The gunman in the Connecticut shooting rampage was carrying an arsenal of hundreds of rounds of especially deadly ammunition – enough to kill just about every student in the school if given enough time, authorities said Sunday, raising the chilling possibility that the bloodbath could have been far worse.
Adam Lanza shot himself in the head just as he heard police drawing near to the classroom where he was slaughtering helpless children, but he had more ammunition at the ready in the form of multiple, high-capacity clips each capable of holding 30 bullets.
The disclosure on Sunday sent shudders throughout this picturesque New England community as grieving families sought to comfort each other during church services devoted to impossible questions like that of a 6-year-old girl who asked her mother: “The little children, are they with the angels?”
Hours later, President Barack Obama told mourners at a vigil that the nation is failing to keep its children safe. He pledged to seek change in memory of the 26 teachers and schoolchildren who were killed in the second-deadliest school shooting in U.S. history.
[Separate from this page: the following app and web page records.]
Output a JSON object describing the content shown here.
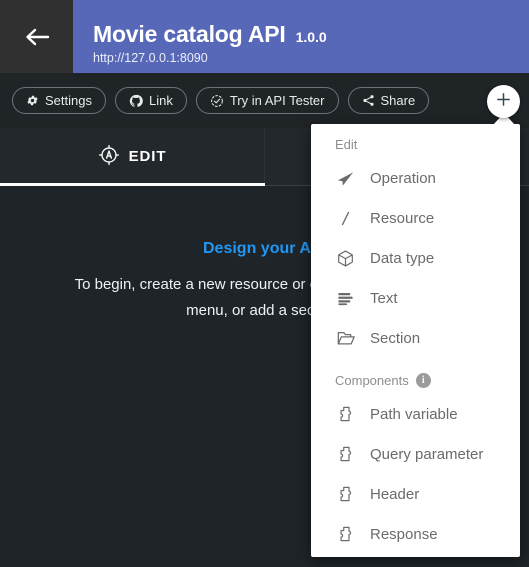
{
  "header": {
    "back_icon": "arrow-left-icon",
    "title": "Movie catalog API",
    "version": "1.0.0",
    "url": "http://127.0.0.1:8090",
    "bg_color": "#5868b8"
  },
  "toolbar": {
    "buttons": [
      {
        "label": "Settings",
        "icon": "gear-icon"
      },
      {
        "label": "Link",
        "icon": "github-icon"
      },
      {
        "label": "Try in API Tester",
        "icon": "check-circle-icon"
      },
      {
        "label": "Share",
        "icon": "share-icon"
      }
    ],
    "fab": {
      "icon": "plus-icon",
      "color": "#37474f",
      "bg": "#ffffff"
    }
  },
  "tabs": [
    {
      "label": "EDIT",
      "icon": "compass-icon",
      "active": true
    }
  ],
  "content": {
    "heading": "Design your API",
    "body": "To begin, create a new resource or operation from the “+” menu, or add a section.",
    "heading_color": "#2196f3"
  },
  "menu": {
    "groups": [
      {
        "label": "Edit",
        "has_info": false,
        "items": [
          {
            "label": "Operation",
            "icon": "send-icon"
          },
          {
            "label": "Resource",
            "icon": "slash-icon"
          },
          {
            "label": "Data type",
            "icon": "cube-icon"
          },
          {
            "label": "Text",
            "icon": "text-lines-icon"
          },
          {
            "label": "Section",
            "icon": "folder-open-icon"
          }
        ]
      },
      {
        "label": "Components",
        "has_info": true,
        "info_icon": "info-icon",
        "items": [
          {
            "label": "Path variable",
            "icon": "puzzle-icon"
          },
          {
            "label": "Query parameter",
            "icon": "puzzle-icon"
          },
          {
            "label": "Header",
            "icon": "puzzle-icon"
          },
          {
            "label": "Response",
            "icon": "puzzle-icon"
          }
        ]
      }
    ]
  }
}
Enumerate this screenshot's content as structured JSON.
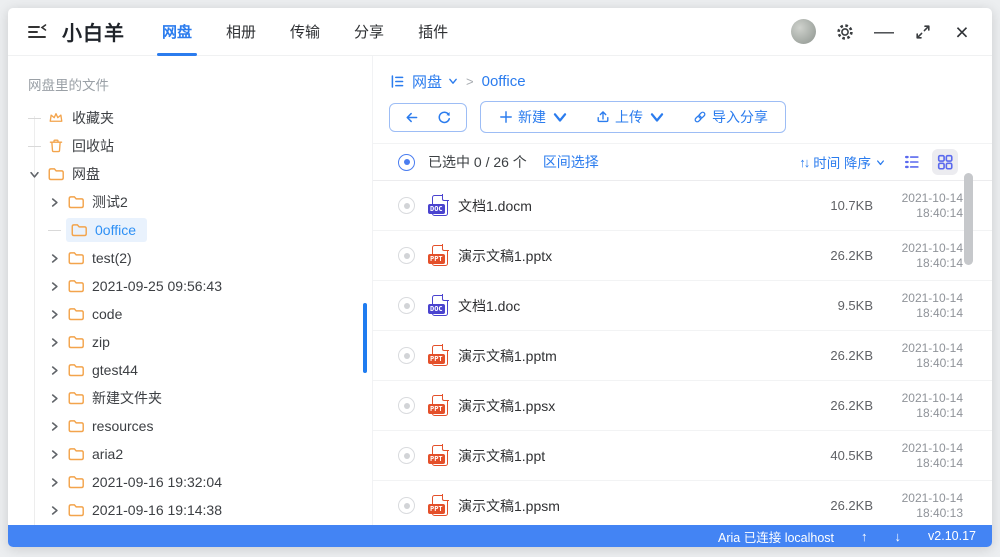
{
  "colors": {
    "accent": "#2b7cee",
    "statusbar": "#4384f4",
    "view_icon": "#5a69ee",
    "folder": "#f3a44c",
    "doc_icon": "#4a43cf",
    "ppt_icon": "#e4502a",
    "sel_bg": "#e9f2fd",
    "sel_text": "#2e90f5"
  },
  "header": {
    "title": "小白羊",
    "tabs": [
      {
        "label": "网盘",
        "active": true
      },
      {
        "label": "相册",
        "active": false
      },
      {
        "label": "传输",
        "active": false
      },
      {
        "label": "分享",
        "active": false
      },
      {
        "label": "插件",
        "active": false
      }
    ]
  },
  "sidebar": {
    "header": "网盘里的文件",
    "items": [
      {
        "label": "收藏夹",
        "icon": "crown"
      },
      {
        "label": "回收站",
        "icon": "trash"
      },
      {
        "label": "网盘",
        "icon": "folder",
        "state": "expanded"
      },
      {
        "label": "测试2",
        "icon": "folder"
      },
      {
        "label": "0office",
        "icon": "folder",
        "selected": true
      },
      {
        "label": "test(2)",
        "icon": "folder"
      },
      {
        "label": "2021-09-25 09:56:43",
        "icon": "folder"
      },
      {
        "label": "code",
        "icon": "folder"
      },
      {
        "label": "zip",
        "icon": "folder"
      },
      {
        "label": "gtest44",
        "icon": "folder"
      },
      {
        "label": "新建文件夹",
        "icon": "folder"
      },
      {
        "label": "resources",
        "icon": "folder"
      },
      {
        "label": "aria2",
        "icon": "folder"
      },
      {
        "label": "2021-09-16 19:32:04",
        "icon": "folder"
      },
      {
        "label": "2021-09-16 19:14:38",
        "icon": "folder"
      },
      {
        "label": "",
        "icon": "folder"
      }
    ]
  },
  "breadcrumb": {
    "root": "网盘",
    "sep": ">",
    "current": "0office"
  },
  "toolbar": {
    "new": "新建",
    "upload": "上传",
    "import": "导入分享"
  },
  "list_header": {
    "selected": "已选中 0 / 26 个",
    "range": "区间选择",
    "sort": "时间 降序"
  },
  "files": {
    "rows": [
      {
        "name": "文档1.docm",
        "badge": "DOC",
        "type": "doc",
        "size": "10.7KB",
        "date": "2021-10-14",
        "time": "18:40:14"
      },
      {
        "name": "演示文稿1.pptx",
        "badge": "PPT",
        "type": "ppt",
        "size": "26.2KB",
        "date": "2021-10-14",
        "time": "18:40:14"
      },
      {
        "name": "文档1.doc",
        "badge": "DOC",
        "type": "doc",
        "size": "9.5KB",
        "date": "2021-10-14",
        "time": "18:40:14"
      },
      {
        "name": "演示文稿1.pptm",
        "badge": "PPT",
        "type": "ppt",
        "size": "26.2KB",
        "date": "2021-10-14",
        "time": "18:40:14"
      },
      {
        "name": "演示文稿1.ppsx",
        "badge": "PPT",
        "type": "ppt",
        "size": "26.2KB",
        "date": "2021-10-14",
        "time": "18:40:14"
      },
      {
        "name": "演示文稿1.ppt",
        "badge": "PPT",
        "type": "ppt",
        "size": "40.5KB",
        "date": "2021-10-14",
        "time": "18:40:14"
      },
      {
        "name": "演示文稿1.ppsm",
        "badge": "PPT",
        "type": "ppt",
        "size": "26.2KB",
        "date": "2021-10-14",
        "time": "18:40:13"
      }
    ]
  },
  "statusbar": {
    "aria": "Aria 已连接 localhost",
    "version": "v2.10.17"
  }
}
“What choice do we have?” Obama said. “Are we really prepared to say that we’re powerless in the face of such carnage, that the politics are too hard?”
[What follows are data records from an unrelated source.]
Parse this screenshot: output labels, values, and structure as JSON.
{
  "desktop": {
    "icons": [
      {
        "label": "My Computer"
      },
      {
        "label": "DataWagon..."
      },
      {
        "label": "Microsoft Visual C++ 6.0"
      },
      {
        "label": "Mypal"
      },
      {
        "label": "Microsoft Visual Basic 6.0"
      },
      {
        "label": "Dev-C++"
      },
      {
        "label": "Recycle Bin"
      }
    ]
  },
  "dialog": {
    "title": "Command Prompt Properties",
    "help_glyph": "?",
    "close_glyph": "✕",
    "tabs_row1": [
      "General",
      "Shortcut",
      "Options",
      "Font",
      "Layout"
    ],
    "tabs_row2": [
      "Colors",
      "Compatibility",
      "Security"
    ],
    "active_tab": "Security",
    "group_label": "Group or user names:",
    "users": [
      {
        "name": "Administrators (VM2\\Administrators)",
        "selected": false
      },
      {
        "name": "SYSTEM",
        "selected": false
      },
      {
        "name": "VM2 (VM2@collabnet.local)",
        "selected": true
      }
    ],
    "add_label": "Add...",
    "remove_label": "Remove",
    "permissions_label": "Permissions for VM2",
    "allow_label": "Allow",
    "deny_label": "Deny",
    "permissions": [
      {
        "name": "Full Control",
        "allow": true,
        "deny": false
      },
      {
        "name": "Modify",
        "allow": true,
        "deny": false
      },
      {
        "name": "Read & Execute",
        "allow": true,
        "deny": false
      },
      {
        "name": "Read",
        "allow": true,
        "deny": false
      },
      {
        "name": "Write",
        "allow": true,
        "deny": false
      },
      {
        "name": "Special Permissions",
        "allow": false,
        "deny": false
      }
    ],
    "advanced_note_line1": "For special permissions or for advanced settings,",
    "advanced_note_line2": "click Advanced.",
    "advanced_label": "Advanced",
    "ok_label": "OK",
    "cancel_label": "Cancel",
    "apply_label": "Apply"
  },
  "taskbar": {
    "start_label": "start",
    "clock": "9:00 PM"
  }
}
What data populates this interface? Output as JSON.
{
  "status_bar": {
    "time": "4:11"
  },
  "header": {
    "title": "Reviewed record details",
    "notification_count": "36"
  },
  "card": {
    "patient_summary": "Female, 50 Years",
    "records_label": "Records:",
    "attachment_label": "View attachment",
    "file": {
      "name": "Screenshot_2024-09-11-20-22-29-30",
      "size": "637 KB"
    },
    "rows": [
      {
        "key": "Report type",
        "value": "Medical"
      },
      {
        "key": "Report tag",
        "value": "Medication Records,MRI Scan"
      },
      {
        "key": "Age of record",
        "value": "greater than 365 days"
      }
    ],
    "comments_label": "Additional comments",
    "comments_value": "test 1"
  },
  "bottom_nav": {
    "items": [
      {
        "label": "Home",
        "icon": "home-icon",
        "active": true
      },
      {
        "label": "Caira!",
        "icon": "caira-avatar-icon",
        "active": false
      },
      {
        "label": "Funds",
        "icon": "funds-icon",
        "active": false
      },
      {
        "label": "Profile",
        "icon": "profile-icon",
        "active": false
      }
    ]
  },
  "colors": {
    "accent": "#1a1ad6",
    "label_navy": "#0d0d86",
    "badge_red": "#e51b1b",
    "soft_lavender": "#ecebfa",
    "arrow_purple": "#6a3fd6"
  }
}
With so much grieving left to do, many of Newtown’s 27,000 people wondered whether life could ever return to normal. And as the workweek was set to begin, parents weighed whether to send their own children back to school.
Gov. Dannel Malloy said the shooter decided to kill himself when he heard police closing in about 10 minutes into the attack.
“We surmise that it was during the second classroom episode that he heard responders coming and apparently at that decided to take his own life,” Malloy said on ABC’s “This Week.”
Police said they found hundreds of unused bullets at the school, which enrolled about 450 students in kindergarten through fourth grade.
“There was a lot of ammo, a lot of clips,” said state police Lt. Paul Vance. “Certainly a lot of lives were potentially saved.”
The chief medical examiner has said the ammunition was designed to expend its energy in the victim’s tissues and stay inside the body to inflict the maximum amount of damage.
The sorrowful interfaith service was stark and spare, with a stage that held only a small table covered with a black cloth, candles and the presidential podium.
Obama conceded that none of his words would ease the sorrow. But he declared to the community of Newtown: “You are not alone.”
Privately, Obama told the governor that Friday was the most difficult day of his presidency.
Newtown officials couldn’t say whether Sandy Hook Elementary School would ever reopen. The school district was considering sending surviving students to an empty school in nearby Monroe. But for many parents, it was much too soon to contemplate resuming school-day routines.
“We’re just now getting ready to talk to our son about who was killed,” said Robert Licata, the father of a boy who was at the school during the shooting but escaped harm. “He’s not even there yet.”
Jim Agostine, superintendent of schools in nearby Monroe, said plans were being made for students from Sandy Hook to attend classes in his town this week.
The road ahead for Newtown was clouded with grief.
“I feel like we have to get back to normal, but I don’t know if there is normal anymore,” said Kim Camputo, mother of two children, ages 5 and 10, who attend a different school. “I’ll definitely be dropping them off and picking them up myself for a while.”
Also Sunday, a Connecticut official said the gunman’s mother was found dead in her pajamas in bed, shot four times in the head with a .22-caliber rifle. The killer then went to the school with guns he took from his mother, got inside by breaking a window and began blasting his way through the building.
Federal agents have concluded that Lanza visited an area shooting range, but they do not know whether he actually practiced shooting there.
Ginger Colburn, a spokeswoman for the federal Bureau of Alcohol, Tobacco and Firearms, would not identify the range or say how recently he was there.
Agents also determined that Lanza’s mother visited shooting ranges several times, but it’s still not clear whether she brought her son to the range or whether he ever fired a weapon there, Colburn said.
Investigators have offered no motive for the shooting, and police have found no letters or diaries that could shed light on it.
Newtown police Lt. George Sinko said he “would find it very difficult” for students to return to the same school where they came so close to death.
But, he added, “We want to keep these kids together. They need to support each other.”
Jennifer Waters, who at 6 is the same age as many of the dead but attends another school, came to Mass at Saint Rose of Lima Roman Catholic church with lots of questions.
“The little children – are they with the angels?” she asked her mother.
Joan Waters assured her daughter that they were, then hushed the child as services continued with boxes of tissues placed in each pew and window sill.
An overflow crowd of more than 800 people packed the church where eight children will be buried this week. Lanza and his mother also attended the church. Spokesman Brian Wallace said the diocese has yet to be asked to provide funerals for either.
In his homily, the Rev. Jerald Doyle tried to answer the question of how parishioners could find joy in a holiday season with so much sorrow.